Circannual rhythms and interactions of vitamin D metabolites, parathyroid hormone, and biochemical markers of skeletal homeostasis: a prospective study.
We monitored circannual and circadian patterns of wallowing frequency by American bison during 1996-1997 in the tallgrass prairie region of eastern Kansas.
Circannual cycle in plasma testosterone levels in man.
gametogenesis, gamete release, larval release) in marine species is commonly entrained by environmental factors with circannual, lunar, or semilunar rhythms, or is triggered by specific temperatures or photoperiods (reviewed by Korringa 1947, Giese and Kanatani 1987, Neumann 1987, Santelices 1990, Brawley and Johnson 1992).
Circaseptan (about weekly) and circannual (about yearly) rhythms are examples of infradian rhythms.
Circannual rhythm A rhythm with a period of approximately 1 year.
Photoperiod: main proximal and distal factor of the circannual cycle of reproduction in farm animals.
Circannual variation of total testosterone has been studied in women in three studies, one of which demonstrated a statistically significant seasonal variation (24).
The parr-smolt transformation is subject to an endogenous circannual rhythm in which hypoosmoregulatory ability peaks during a period of a few weeks (Lundqvist and Eriksson 1985), and fish must achieve a minimum size for migration prior to this narrow time window (Elson 1957, Bilton et al.

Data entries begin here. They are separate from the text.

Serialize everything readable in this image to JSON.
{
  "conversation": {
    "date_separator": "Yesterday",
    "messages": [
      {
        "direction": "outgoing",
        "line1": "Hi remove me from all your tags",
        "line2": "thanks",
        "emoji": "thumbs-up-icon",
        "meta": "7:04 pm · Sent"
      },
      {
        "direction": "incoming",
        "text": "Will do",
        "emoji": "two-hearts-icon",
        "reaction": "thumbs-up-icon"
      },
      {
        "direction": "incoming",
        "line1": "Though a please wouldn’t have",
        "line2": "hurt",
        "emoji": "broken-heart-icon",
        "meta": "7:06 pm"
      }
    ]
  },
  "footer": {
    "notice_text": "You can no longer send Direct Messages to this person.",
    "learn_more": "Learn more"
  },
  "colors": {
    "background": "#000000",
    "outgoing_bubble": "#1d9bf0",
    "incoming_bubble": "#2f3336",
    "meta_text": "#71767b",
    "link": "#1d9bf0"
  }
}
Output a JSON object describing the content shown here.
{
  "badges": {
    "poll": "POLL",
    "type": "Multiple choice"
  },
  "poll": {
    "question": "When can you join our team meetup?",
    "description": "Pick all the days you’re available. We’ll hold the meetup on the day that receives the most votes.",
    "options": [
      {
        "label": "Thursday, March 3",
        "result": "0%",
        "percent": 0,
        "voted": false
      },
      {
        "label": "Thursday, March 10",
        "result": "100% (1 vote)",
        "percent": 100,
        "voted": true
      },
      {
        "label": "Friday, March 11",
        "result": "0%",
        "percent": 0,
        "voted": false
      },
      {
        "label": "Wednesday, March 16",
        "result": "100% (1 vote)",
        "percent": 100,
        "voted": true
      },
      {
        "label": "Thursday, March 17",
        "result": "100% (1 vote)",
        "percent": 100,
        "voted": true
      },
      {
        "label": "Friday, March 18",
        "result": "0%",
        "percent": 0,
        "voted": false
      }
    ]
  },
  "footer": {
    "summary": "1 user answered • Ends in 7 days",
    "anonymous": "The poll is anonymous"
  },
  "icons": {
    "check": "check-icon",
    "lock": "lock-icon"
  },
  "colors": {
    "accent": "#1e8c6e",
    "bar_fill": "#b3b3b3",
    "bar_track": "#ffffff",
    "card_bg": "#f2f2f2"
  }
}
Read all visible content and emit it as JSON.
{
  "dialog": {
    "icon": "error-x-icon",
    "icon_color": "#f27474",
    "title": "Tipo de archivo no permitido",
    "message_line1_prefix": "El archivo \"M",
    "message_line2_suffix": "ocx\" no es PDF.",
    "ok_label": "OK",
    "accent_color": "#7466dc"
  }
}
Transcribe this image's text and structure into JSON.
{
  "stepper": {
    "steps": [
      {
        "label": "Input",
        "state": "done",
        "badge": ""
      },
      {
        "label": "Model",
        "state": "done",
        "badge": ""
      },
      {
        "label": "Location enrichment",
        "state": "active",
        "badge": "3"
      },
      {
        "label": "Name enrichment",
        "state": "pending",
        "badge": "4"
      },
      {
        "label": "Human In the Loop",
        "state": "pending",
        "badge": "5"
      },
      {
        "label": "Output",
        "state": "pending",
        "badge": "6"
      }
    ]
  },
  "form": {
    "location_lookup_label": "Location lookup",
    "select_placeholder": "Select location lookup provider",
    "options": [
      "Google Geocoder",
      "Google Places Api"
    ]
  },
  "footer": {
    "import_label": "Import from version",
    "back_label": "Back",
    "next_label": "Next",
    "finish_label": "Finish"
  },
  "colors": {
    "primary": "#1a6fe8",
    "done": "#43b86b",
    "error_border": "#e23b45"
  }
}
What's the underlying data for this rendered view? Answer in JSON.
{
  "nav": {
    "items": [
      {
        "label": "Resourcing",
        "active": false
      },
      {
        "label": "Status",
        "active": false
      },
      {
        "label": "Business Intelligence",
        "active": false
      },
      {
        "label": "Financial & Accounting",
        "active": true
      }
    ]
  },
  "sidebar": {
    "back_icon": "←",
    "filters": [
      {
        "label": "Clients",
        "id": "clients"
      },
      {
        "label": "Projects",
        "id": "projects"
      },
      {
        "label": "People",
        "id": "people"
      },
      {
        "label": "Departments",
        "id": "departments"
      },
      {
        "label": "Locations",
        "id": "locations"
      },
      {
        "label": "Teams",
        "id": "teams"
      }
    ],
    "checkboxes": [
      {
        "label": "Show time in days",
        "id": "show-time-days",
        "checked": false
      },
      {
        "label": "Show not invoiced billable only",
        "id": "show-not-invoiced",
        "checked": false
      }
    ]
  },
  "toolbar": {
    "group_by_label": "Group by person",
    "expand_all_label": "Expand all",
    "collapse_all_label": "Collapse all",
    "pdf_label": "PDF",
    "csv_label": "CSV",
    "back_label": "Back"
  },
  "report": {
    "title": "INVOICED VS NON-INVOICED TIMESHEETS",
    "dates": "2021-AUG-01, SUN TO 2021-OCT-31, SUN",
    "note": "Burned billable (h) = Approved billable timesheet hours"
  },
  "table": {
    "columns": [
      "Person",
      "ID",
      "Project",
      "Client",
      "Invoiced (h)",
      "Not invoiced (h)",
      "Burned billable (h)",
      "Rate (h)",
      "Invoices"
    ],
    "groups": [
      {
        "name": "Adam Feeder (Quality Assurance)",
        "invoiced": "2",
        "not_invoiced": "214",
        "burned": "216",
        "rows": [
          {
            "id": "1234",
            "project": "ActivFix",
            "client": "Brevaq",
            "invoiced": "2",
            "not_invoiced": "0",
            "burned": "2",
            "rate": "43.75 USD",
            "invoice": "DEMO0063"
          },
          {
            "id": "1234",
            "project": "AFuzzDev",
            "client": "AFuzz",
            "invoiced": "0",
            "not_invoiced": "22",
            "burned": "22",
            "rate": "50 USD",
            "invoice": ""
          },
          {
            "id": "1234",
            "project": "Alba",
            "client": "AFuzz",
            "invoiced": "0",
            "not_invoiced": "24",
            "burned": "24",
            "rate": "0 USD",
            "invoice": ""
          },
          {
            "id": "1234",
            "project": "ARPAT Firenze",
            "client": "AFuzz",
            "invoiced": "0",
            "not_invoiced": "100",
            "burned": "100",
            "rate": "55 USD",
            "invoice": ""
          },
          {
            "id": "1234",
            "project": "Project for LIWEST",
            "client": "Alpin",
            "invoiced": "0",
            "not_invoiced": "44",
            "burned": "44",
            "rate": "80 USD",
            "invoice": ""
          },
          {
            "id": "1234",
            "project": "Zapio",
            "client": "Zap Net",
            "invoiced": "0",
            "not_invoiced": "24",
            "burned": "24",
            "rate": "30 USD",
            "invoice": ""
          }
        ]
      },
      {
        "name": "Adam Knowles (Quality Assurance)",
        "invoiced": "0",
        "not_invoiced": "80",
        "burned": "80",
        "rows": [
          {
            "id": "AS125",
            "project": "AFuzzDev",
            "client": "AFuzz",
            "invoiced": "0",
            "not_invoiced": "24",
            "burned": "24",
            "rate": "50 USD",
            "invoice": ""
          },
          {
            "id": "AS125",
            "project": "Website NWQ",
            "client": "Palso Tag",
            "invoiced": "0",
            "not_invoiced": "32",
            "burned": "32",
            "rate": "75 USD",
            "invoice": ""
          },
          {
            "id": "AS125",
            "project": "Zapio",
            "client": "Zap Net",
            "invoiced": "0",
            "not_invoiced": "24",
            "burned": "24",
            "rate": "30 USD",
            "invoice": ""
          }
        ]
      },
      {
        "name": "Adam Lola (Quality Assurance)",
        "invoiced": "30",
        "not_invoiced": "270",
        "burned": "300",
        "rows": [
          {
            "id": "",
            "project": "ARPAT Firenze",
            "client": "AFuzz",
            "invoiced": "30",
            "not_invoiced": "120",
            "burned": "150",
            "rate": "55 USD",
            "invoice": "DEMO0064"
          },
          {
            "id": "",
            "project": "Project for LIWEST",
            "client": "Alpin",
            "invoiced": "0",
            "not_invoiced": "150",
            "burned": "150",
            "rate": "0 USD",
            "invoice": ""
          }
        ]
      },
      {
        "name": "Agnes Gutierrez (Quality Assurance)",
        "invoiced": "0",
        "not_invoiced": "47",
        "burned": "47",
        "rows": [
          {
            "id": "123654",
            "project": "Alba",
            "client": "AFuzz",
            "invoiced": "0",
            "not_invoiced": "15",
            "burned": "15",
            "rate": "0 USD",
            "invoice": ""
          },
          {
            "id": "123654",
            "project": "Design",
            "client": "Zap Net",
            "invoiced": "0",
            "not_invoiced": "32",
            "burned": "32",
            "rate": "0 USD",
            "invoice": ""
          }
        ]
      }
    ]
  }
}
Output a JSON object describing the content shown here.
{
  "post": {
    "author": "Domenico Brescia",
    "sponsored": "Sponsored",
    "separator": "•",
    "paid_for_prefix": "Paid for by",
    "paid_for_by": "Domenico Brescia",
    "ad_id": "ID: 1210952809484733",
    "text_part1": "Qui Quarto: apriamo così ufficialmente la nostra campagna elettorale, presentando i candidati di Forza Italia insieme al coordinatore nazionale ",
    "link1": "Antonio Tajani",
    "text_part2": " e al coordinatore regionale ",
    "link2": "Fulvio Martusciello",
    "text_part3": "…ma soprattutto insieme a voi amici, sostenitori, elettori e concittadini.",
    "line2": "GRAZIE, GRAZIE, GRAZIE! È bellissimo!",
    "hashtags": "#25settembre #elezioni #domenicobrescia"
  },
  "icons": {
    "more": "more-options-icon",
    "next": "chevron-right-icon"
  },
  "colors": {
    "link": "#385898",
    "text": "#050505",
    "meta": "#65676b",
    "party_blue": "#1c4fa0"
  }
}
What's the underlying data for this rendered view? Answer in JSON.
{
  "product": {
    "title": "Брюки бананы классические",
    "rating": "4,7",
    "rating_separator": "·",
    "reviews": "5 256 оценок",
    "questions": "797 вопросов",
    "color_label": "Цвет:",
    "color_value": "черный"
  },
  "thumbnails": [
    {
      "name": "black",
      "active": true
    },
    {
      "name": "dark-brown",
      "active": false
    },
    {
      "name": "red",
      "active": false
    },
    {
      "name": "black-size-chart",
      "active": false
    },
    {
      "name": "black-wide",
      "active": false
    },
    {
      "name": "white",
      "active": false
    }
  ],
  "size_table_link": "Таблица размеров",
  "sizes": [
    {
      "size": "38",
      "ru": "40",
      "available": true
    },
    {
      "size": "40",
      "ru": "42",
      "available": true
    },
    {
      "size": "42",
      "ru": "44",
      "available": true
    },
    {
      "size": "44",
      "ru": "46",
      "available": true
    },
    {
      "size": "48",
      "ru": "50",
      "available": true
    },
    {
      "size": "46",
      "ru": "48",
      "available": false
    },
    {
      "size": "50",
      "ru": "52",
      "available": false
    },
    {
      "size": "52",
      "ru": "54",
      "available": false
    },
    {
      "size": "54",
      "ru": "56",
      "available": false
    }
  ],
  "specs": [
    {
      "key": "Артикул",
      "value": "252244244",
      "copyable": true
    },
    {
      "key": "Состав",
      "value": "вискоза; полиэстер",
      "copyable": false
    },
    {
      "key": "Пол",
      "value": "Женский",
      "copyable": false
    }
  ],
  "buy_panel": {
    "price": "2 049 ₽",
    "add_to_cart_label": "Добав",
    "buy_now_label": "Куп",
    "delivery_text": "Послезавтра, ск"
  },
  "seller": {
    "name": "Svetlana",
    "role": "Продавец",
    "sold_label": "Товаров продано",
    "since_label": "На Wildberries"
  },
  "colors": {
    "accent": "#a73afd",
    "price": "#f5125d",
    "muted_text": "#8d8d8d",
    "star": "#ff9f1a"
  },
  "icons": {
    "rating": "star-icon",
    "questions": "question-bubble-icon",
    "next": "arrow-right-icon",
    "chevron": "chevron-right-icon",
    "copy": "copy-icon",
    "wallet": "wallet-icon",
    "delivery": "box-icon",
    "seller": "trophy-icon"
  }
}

Such continuous rectilinear photoperiods have previously been used to detect circannual rhythms (Randall et al.